I nodded, knowing there was NO WAY in hell that Danny would live somewhere like that. He would be bunking with his drug buddies, either Connie and her boyfriend… or someone of her ilk. The doubt on the deputy’s face was a reflection of my obvious disbelief.
“Which one? Huckleberry House over in Mt. Sterling?” the deputy asked.
Danny stumbled, “Uh, no, it’s over in Henderson.”
The deputy nodded. “I see,” he said flatly.
Then, as he was leaving, Danny took an envelope out of his jacket pocket and tossed it on the kitchen counter. The Citibank logo was evident on the envelope even from across the room. And very nonchalantly, he said, “I made copies of those statements for my taxes.”
So as not to PRICKLE Danny’s easily rankled temper, I just nodded and feigned acceptance of his stupid and RIDICULOUS notion that he had EVER deposited any money in Nana’s account to warrant making copies of said bank records for his tax return.
Instead, I couldn’t help myself, and I said, “So, you’re actually filing this year, then?” Danny had recently told his ex-wife, Belinda, that he hadn’t done his taxes since they split up in 2006, and that info trickled down to me via the Facebook grapevine because there’s no such thing as a secret below the Mason-Dixon line…

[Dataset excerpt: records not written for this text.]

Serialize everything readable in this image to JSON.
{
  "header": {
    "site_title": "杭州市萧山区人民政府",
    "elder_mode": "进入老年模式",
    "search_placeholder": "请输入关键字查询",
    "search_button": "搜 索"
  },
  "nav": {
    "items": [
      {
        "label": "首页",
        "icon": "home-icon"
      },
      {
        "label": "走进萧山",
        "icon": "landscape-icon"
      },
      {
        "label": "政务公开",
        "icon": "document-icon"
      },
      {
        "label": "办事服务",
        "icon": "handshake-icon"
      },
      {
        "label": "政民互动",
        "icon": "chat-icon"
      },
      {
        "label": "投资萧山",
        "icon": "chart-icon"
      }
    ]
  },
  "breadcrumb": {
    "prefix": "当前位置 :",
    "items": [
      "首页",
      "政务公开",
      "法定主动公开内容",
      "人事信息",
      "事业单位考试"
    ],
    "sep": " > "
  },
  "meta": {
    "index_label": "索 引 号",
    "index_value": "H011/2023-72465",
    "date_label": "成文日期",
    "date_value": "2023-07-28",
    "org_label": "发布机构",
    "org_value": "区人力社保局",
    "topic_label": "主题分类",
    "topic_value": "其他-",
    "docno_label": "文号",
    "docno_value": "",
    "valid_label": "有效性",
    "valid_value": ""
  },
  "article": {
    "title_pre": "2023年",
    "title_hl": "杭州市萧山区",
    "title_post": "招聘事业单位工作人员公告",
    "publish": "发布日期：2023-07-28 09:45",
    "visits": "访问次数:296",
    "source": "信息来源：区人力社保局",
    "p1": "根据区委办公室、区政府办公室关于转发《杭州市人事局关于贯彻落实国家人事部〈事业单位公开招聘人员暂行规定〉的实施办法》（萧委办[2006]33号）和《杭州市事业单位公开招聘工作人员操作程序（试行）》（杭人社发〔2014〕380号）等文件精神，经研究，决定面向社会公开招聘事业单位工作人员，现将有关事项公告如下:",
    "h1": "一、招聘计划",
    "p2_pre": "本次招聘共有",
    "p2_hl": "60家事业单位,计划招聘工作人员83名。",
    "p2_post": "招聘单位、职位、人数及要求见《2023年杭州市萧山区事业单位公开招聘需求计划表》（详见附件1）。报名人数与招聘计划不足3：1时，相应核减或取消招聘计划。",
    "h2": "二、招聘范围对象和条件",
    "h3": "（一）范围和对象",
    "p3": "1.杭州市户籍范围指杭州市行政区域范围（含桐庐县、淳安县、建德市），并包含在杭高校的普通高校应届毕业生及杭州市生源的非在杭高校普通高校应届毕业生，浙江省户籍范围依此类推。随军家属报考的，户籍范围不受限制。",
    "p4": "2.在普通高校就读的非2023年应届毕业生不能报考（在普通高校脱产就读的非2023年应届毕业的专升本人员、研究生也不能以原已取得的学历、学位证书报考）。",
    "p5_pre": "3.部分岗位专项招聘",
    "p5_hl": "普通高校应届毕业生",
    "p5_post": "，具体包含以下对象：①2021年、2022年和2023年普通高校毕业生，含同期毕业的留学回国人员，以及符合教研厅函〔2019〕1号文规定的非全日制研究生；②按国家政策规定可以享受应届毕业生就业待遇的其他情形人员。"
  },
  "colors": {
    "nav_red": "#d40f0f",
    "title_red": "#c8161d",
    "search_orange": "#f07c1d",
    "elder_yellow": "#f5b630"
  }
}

Danny sputtered a weak-sounding, “Of course,” with a scoffing laugh for emphasis. “Gotta file… yer taxes.”
I smiled when he walked out, relieved that I could resume my regular pattern of pumping oxygen in and out of my lungs. I glanced out the window. Danny was leaving in this old shabby-looking green truck. He was hiding the beamer, God knows where, probably at Connie’s.
“There’s no halfway house in Henderson, that I know of, at least not one funded by the state.”
“I figured. Deputy Wilson, could you possibly locate someone for me?” I asked the young officer.
“I’m not a private detective, Miss Smith.” At that point, I wondered why everyone kept calling me MISS Smith… I’m wearing a 2-karat diamond AND a wedding ring… the South, go figure…
“I know. I just…” and I explained how Connie had procured Dad’s car.
“Well, if she doesn’t return it tomorrow, go down to the Sheriff’s Office out on Route 40 and report it stolen.”
With a feeling of trepidation, I watched the deputy drive off. After removing the black sliver of plastic (from the phone) from my arm and applying a band-aid, I headed out to the garage to find Dad’s golf clubs. From that moment on, I slept with a golf club beside my bed even AFTER changing the locks.
More later, boys and girls, as my brain and my carpel tunnel need to rest… 🙂
Peace out from the bat cave!
* Please note as of the date of this revision (which I did to make it SHORTER) on 2/09/13, Danny has yet to give Nana one RED CENT to pay her back for all of the money he stole.